The blame or credit for Rubin’s survival goes, in part, to Rubin herself. She’s a paranoid bully who freely publishes ad hominem attacks against imagined anti-Semites (President Obama, Chuck Hagel, Maureen Dowd) with a vigor that has a way of exhausting, and sometimes frightening, her opposition. For example: When Pexton addressed her al Qaeda speculation, Rubin asserted the existence of an “orchestrated campaign to get The Washington Post to fire a pro-Israel blogger.”

But Rubin ultimately survives because, despite Pexton’s invocation of “ Post standards,” she fits right in. The paper’s opinion section is the most cynical and conflicted such department in America. Where the Wall Street Journal puts out honestly lopsided propaganda for its pet causes, the Post makes a pet cause of propaganda itself—dividing writers into “right-leaning” and “left-leaning” sections online to encourage maximum partisan hackery; setting up disgraced political speechwriters like Marc Thiessen as official columnists; even publishing Newt Gingrich’s EMP conspiracy theories. Active officeholders get free space for their talking points.

Nothing is expected to actually mean anything, which is why Richard Cohen can rewrite the same racist column intermittently over the decades. Do people get mad at him? That just shows there are two sides to everything. (Except entitlement reform.)

It’s all irredeemable, thanks to the work of Fred Hiatt, the paper’s 58 year-old editorial page editor and Rubin’s principal (perhaps only) ally at the paper. Whenever Rubin is criticized, Hiatt shows up to defend her, mostly because he hired her in the first place, as “an opinion blogger who would appeal to conservatives and people who want to follow conservative politics.”
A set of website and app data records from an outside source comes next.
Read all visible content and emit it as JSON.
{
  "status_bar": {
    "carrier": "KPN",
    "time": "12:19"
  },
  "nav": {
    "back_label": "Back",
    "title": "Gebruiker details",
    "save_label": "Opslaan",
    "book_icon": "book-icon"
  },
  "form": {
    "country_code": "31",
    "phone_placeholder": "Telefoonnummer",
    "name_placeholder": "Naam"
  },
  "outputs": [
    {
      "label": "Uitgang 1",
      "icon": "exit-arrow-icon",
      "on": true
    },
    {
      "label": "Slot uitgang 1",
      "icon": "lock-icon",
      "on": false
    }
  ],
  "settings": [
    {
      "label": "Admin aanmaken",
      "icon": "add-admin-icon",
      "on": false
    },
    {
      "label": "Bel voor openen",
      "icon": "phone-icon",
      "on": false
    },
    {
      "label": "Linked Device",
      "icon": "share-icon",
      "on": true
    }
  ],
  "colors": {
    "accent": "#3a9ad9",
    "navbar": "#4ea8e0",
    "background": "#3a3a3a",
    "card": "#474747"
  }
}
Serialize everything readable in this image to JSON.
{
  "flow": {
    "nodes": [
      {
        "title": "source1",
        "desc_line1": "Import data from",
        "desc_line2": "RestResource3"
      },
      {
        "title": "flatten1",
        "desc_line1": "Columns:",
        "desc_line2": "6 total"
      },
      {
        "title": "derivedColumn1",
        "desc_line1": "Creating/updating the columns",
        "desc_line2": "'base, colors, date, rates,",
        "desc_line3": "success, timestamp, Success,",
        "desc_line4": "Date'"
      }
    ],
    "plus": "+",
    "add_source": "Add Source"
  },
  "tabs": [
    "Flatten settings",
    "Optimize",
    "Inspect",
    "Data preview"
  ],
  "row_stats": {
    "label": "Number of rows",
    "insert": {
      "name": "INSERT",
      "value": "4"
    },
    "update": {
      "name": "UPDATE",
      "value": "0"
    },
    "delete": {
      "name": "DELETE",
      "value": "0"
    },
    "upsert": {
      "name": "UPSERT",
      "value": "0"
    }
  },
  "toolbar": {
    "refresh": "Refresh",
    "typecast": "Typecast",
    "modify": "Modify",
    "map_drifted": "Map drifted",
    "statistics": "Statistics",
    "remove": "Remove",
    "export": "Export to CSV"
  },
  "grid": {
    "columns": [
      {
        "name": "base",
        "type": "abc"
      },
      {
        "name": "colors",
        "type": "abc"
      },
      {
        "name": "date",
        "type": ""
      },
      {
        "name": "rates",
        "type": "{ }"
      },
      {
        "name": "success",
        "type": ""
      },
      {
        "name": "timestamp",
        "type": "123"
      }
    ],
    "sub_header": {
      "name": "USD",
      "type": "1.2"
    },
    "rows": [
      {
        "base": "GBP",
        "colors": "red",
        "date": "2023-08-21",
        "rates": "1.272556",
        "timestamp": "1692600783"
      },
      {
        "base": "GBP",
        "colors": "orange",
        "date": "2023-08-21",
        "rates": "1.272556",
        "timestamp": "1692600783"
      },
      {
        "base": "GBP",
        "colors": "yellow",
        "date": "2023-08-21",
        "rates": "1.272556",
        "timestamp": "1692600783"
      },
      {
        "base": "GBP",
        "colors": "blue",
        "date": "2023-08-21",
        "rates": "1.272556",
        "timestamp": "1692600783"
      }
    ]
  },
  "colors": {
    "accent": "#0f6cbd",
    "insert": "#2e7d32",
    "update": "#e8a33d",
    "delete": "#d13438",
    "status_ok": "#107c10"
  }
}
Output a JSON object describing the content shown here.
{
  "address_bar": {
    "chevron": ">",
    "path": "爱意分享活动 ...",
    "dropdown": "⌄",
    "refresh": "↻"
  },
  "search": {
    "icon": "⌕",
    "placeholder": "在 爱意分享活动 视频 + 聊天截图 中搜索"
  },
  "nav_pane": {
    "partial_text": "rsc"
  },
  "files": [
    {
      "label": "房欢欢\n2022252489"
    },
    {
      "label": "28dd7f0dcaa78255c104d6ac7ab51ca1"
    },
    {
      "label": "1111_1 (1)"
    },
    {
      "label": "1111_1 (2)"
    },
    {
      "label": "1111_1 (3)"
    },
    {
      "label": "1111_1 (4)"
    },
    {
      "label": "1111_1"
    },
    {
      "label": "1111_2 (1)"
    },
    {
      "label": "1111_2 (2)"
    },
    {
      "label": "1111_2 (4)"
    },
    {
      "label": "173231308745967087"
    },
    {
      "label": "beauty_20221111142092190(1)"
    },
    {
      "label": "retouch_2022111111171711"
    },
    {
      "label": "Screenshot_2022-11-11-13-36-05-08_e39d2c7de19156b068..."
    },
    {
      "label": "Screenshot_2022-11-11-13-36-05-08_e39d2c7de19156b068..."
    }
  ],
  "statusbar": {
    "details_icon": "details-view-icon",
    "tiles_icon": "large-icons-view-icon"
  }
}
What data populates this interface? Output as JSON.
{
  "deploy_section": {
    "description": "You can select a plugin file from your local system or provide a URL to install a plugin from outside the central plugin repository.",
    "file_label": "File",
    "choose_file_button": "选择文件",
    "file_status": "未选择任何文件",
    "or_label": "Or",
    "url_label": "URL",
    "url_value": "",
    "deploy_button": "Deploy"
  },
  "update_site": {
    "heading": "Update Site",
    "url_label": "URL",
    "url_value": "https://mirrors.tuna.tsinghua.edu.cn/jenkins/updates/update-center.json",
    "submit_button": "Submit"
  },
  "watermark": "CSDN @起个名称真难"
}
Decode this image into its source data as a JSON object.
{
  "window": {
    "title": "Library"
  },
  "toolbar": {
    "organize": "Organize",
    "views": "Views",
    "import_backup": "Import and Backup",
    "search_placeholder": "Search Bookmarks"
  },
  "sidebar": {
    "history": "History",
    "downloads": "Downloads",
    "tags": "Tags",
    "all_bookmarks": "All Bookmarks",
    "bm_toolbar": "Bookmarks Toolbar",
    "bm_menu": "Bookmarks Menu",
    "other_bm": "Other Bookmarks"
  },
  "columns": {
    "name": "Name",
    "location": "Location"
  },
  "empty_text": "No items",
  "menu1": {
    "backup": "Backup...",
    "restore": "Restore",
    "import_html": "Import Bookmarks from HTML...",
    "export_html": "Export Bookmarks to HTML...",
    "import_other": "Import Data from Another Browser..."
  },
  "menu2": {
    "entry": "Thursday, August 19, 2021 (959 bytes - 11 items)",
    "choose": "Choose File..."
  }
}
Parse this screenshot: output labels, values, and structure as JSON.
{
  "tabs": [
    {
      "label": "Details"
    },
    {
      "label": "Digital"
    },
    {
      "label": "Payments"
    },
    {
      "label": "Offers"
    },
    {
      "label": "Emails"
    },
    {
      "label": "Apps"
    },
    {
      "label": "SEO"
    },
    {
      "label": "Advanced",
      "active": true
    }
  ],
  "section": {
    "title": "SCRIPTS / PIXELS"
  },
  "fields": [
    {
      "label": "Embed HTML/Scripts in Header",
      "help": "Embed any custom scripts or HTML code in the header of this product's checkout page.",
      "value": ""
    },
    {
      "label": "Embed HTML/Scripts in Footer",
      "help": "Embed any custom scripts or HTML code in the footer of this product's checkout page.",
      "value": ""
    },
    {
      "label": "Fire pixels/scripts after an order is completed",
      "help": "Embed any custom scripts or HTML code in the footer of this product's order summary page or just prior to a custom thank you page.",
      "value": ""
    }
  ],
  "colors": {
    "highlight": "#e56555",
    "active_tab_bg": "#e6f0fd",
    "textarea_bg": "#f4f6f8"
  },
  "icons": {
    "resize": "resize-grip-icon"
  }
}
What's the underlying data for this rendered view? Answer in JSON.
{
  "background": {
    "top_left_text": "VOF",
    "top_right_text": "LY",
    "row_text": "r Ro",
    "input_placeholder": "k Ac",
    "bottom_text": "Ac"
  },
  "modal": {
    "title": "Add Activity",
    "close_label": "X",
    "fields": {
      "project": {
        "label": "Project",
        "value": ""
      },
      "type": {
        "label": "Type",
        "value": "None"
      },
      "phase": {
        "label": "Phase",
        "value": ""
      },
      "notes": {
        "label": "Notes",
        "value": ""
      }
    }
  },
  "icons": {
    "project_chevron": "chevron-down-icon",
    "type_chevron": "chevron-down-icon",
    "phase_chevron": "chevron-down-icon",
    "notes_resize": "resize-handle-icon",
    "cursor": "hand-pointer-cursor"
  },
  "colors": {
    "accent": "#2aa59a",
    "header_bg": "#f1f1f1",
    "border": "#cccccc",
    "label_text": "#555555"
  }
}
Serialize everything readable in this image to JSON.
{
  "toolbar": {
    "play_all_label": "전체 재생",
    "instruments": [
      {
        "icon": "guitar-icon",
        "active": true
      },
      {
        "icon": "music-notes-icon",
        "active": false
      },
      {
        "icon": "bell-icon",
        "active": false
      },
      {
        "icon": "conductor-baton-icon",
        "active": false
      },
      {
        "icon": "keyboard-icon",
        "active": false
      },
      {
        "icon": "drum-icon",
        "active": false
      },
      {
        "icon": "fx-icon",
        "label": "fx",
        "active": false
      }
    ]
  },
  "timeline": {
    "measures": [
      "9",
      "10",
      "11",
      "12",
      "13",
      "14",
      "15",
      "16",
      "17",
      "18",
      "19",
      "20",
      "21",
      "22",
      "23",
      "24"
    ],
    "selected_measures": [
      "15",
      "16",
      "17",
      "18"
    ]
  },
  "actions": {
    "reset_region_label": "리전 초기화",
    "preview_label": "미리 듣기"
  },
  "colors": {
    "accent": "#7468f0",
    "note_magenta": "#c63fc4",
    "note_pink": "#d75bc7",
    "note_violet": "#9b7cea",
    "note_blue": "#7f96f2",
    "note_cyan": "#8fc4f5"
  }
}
Yet Pexton describes Hiatt as someone “I like, admire, and respect.” If you respect Fred Hiatt, though, you respect Jennifer Rubin. She is exactly what he wants in his section; her standards are his standards. He thinks Rubin is “an indefatigable reporter”! So Rubin remains safe—from former ombudsmen, from her critics, from reality itself. If Bezos wants to take Pexton’s suggestion and get rid of her, he needs to do his firing higher up the masthead.